by Francesco D’Amico, Martin Knapp, Jennifer Beecham, Seija Sandberg, Eric Taylor and Kapil Sayal
High levels of early childhood conduct problems are associated with increased health, social care and criminal justice costs in adulthood. There is a two-to-threefold increase in early adulthood costs for children with conduct disorders. These results are particularly important as little is known about the effect of hyperactivity and conduct problems in childhood on service provision or public expenditure. These findings come from a study by researchers from the Personal Social Services Research Unit at LSE and Nottingham University using a 20-year follow-up survey to quantify the impact that behavioural problems in children can have when they reach adulthood. The initial survey took place in the London Borough of Newham and assessed children aged 6-7 years (N=83) with either behavioural problems or from a control group. Behavioural problems included hyperactivity, conduct disorder or the presence of both, and were assessed on the basis of parents’ and teachers’ responses to a questionnaire. The 20-year follow-up study evaluated the same subjects in their late 20s and examined their pattern of health and social care service use and whether they had contacts with criminal justice since age 18.
The results are stable even when taking into account the different backgrounds of the children, for instance whether they lived in deprived housing conditions or their parents had poor employment outcomes.
Being able to quantify the impact that untreated conduct disorders in childhood may have in later life, particularly in terms of problems with criminal justice, could help policy makers in terms of planning preventive strategies. Potential strategies could include increasing awareness among families and teachers about possible indicators of behavioural problems, and also promoting early diagnosis through GPs. Early treatment of behavioural problems in childhood is likely to promote better life outcomes and also reduce future burdens for the criminal justice, health and social care systems.
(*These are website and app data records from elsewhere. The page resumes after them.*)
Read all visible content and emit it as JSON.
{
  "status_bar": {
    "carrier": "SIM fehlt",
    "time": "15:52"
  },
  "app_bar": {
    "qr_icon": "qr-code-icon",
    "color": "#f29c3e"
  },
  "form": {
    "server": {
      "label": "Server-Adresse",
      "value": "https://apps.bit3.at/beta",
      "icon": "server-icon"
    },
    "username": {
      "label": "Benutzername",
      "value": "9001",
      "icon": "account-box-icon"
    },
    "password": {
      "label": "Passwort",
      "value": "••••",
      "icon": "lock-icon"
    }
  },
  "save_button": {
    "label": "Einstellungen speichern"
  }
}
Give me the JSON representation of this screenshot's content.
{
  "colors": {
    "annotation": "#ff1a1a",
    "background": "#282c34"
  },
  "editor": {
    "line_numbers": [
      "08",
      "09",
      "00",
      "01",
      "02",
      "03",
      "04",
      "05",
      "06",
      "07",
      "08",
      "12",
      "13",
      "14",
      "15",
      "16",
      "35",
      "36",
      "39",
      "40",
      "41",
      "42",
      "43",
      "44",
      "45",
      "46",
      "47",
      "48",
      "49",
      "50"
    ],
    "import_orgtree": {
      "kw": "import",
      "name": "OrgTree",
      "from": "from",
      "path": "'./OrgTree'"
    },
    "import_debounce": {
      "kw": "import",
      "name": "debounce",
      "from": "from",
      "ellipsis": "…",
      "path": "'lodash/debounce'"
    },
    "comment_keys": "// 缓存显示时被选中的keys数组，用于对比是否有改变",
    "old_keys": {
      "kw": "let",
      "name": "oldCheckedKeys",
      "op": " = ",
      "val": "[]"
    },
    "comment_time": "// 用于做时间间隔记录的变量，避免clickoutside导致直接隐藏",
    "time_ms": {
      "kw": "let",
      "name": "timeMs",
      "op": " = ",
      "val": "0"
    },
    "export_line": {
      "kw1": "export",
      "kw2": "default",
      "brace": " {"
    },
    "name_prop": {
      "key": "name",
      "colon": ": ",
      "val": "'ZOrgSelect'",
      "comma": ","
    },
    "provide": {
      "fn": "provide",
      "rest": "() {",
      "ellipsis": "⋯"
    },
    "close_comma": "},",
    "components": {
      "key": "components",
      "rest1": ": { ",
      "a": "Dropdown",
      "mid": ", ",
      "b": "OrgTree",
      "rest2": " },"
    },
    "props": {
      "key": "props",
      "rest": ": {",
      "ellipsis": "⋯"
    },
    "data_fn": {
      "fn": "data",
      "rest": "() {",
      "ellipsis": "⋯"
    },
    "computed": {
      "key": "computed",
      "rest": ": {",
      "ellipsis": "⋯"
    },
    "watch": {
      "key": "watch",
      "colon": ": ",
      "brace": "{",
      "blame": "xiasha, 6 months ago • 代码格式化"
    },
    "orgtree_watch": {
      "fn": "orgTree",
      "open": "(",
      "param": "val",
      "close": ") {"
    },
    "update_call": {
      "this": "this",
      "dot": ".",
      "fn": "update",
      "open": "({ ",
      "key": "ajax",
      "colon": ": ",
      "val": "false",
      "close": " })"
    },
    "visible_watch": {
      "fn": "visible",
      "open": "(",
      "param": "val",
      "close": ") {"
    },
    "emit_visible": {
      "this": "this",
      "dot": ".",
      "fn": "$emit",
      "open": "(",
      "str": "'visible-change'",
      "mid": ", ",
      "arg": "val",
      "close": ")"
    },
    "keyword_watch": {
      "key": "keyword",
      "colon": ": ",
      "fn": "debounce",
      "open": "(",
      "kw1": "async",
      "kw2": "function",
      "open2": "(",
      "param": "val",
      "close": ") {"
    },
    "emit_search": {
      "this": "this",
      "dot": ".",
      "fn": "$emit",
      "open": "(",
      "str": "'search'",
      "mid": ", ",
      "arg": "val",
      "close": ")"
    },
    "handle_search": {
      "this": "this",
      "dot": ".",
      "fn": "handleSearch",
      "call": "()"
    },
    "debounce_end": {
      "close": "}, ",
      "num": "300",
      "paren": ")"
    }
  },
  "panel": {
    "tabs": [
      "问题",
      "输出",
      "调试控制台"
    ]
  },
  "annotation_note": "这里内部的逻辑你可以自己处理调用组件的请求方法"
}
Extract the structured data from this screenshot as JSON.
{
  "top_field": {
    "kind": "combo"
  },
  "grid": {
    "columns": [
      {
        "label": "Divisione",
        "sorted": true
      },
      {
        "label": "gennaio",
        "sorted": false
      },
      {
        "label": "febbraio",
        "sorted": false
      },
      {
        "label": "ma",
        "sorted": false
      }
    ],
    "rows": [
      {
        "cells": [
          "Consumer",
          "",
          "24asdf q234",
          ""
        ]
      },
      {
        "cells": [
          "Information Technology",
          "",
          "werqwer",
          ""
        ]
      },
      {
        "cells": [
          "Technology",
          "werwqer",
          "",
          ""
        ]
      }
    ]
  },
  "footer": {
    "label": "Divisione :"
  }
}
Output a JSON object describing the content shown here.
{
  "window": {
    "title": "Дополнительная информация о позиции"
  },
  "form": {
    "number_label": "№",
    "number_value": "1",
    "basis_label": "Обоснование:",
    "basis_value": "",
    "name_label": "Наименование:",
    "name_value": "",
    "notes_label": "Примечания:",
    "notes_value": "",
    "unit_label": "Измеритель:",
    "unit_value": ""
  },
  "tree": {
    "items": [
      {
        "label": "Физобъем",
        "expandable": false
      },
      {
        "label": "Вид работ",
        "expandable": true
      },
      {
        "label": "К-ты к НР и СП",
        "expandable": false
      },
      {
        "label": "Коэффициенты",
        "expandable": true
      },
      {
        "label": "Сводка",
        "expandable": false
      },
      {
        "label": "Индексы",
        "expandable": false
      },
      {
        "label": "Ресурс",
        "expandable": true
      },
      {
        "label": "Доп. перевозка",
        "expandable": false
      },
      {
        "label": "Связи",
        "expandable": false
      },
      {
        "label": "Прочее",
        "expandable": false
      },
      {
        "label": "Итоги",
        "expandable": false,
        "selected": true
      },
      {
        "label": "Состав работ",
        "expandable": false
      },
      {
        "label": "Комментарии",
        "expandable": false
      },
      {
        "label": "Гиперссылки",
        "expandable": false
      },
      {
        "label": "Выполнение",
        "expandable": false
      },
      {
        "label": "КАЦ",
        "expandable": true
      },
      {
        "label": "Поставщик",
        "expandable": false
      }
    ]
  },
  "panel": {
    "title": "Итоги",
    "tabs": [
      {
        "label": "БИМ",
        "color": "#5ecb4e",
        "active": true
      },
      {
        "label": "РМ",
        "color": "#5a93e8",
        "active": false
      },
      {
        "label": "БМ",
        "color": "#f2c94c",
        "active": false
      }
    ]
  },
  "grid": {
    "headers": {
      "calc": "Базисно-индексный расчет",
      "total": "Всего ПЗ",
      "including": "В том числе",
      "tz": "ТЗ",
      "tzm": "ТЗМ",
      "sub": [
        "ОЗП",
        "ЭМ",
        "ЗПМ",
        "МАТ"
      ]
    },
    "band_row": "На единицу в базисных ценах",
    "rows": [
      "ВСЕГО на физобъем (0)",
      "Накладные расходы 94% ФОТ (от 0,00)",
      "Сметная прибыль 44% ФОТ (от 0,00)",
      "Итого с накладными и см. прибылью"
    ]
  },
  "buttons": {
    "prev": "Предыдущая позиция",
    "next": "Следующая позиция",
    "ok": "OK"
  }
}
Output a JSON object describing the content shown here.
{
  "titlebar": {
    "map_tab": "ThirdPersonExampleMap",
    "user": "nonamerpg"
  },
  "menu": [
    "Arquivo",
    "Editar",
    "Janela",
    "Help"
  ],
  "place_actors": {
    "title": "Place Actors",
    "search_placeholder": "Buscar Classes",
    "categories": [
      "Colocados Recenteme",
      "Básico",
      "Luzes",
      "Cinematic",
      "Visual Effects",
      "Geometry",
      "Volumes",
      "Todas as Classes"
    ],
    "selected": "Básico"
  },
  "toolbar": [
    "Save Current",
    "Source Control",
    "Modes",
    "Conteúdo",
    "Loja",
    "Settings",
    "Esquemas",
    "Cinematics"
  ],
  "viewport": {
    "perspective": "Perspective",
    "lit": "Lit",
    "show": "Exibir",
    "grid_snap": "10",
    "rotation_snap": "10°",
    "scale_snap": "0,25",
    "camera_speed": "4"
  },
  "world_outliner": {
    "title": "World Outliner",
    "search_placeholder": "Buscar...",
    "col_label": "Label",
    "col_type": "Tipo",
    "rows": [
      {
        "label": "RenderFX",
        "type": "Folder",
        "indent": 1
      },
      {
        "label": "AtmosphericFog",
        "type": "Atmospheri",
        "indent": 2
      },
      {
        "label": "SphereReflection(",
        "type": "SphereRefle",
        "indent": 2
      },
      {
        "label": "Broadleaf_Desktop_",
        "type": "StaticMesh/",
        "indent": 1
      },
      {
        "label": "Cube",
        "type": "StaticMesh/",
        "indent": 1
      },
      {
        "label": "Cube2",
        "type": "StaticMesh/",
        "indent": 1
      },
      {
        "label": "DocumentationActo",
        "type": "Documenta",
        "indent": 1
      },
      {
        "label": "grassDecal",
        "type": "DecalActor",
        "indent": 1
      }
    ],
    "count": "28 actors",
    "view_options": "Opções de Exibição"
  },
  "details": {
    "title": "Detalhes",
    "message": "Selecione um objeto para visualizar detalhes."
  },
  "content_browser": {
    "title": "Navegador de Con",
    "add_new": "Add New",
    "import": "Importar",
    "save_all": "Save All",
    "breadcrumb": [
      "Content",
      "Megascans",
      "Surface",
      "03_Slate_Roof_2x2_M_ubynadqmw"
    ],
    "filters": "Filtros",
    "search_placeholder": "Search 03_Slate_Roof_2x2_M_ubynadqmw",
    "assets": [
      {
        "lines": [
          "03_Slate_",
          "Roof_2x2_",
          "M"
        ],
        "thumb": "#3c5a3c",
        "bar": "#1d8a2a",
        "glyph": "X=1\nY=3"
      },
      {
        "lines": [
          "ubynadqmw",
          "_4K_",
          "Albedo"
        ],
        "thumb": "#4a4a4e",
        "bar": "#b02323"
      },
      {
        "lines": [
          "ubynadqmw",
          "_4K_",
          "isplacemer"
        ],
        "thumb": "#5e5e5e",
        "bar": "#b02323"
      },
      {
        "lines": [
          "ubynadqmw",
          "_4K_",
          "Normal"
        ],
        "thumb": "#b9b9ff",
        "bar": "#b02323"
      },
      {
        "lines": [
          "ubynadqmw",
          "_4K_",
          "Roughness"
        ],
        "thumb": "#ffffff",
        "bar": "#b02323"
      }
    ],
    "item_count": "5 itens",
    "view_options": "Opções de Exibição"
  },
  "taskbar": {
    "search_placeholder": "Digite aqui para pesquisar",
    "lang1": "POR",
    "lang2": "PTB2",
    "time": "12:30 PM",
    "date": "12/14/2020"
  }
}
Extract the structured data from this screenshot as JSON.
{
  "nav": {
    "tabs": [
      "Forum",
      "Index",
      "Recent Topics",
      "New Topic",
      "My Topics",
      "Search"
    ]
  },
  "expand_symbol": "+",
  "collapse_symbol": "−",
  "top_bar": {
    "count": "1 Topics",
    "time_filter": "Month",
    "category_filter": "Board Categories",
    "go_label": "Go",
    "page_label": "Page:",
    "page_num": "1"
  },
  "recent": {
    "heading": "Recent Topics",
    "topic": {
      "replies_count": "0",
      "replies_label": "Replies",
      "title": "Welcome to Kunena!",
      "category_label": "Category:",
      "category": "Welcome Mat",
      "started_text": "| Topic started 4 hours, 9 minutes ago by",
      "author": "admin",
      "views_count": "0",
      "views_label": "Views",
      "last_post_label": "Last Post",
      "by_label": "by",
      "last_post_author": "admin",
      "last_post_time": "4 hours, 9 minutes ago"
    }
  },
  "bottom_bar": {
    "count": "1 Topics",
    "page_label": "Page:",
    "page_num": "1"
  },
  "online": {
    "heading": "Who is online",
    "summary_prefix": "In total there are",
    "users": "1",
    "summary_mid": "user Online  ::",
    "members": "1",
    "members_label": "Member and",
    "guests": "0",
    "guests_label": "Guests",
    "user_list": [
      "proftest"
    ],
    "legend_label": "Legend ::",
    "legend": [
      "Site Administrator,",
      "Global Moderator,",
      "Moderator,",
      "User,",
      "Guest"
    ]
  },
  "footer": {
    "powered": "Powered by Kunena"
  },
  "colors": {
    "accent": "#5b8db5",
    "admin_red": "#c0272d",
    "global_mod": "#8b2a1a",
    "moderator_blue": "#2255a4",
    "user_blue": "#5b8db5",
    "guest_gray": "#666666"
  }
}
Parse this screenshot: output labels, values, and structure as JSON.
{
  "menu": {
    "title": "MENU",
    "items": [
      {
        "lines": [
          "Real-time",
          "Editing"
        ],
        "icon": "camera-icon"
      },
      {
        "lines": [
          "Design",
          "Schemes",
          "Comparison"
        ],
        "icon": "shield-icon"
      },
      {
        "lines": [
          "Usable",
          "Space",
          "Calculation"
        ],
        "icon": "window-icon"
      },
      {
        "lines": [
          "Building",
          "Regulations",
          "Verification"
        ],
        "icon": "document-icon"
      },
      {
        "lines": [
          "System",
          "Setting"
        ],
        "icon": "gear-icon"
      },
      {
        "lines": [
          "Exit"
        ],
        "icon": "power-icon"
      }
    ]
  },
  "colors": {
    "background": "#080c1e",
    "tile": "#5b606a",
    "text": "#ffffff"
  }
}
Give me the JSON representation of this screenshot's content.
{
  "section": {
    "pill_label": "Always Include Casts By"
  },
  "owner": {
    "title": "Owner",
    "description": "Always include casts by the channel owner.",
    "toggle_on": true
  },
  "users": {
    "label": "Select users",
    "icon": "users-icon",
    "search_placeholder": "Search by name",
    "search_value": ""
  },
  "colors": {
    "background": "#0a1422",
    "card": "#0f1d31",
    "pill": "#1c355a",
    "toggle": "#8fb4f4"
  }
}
D’Amico F, Knapp M, Beecham J, Sandberg S, Taylor E, Sayal K (2014) Use of services and associated costs for young adults with childhood hyperactivity/conduct problems: 20-year follow-up, British Journal of Psychiatry, published online 27 March 2014.
About the authors
Francesco D’Amico is Research Officer within the Personal Social Services Research Unit, London School of Economics and Political Science.
Martin Knapp is Director of the Personal Social Services Research Unit and Professor of Social Policy at the London School of Economics and Political Science, and Professor of Health Economics at the Centre for the Economics of Mental and Physical Health, King’s College London, Institute of Psychiatry.
Jennifer Beecham is Professor of Social Policy at the Personal Social Services Research Unit, London School of Economics and Political Science, and Personal Social Services Research Unit, University of Kent.
Seija Sandberg is Senior Lecturer within the Mental Health Sciences Unit at University College London.
Eric Taylor is Professor of Child and Adolescent Psychiatry within the Department of Child and Adolescent Psychiatry at King’s College London, Institute of Psychiatry.
Kapil Sayal is Clinical Associate Professor and Reader in Child and Adolescent Psychiatry within the Division of Psychiatry and Applied Psychology, Institute of Mental Health at the University of Nottingham.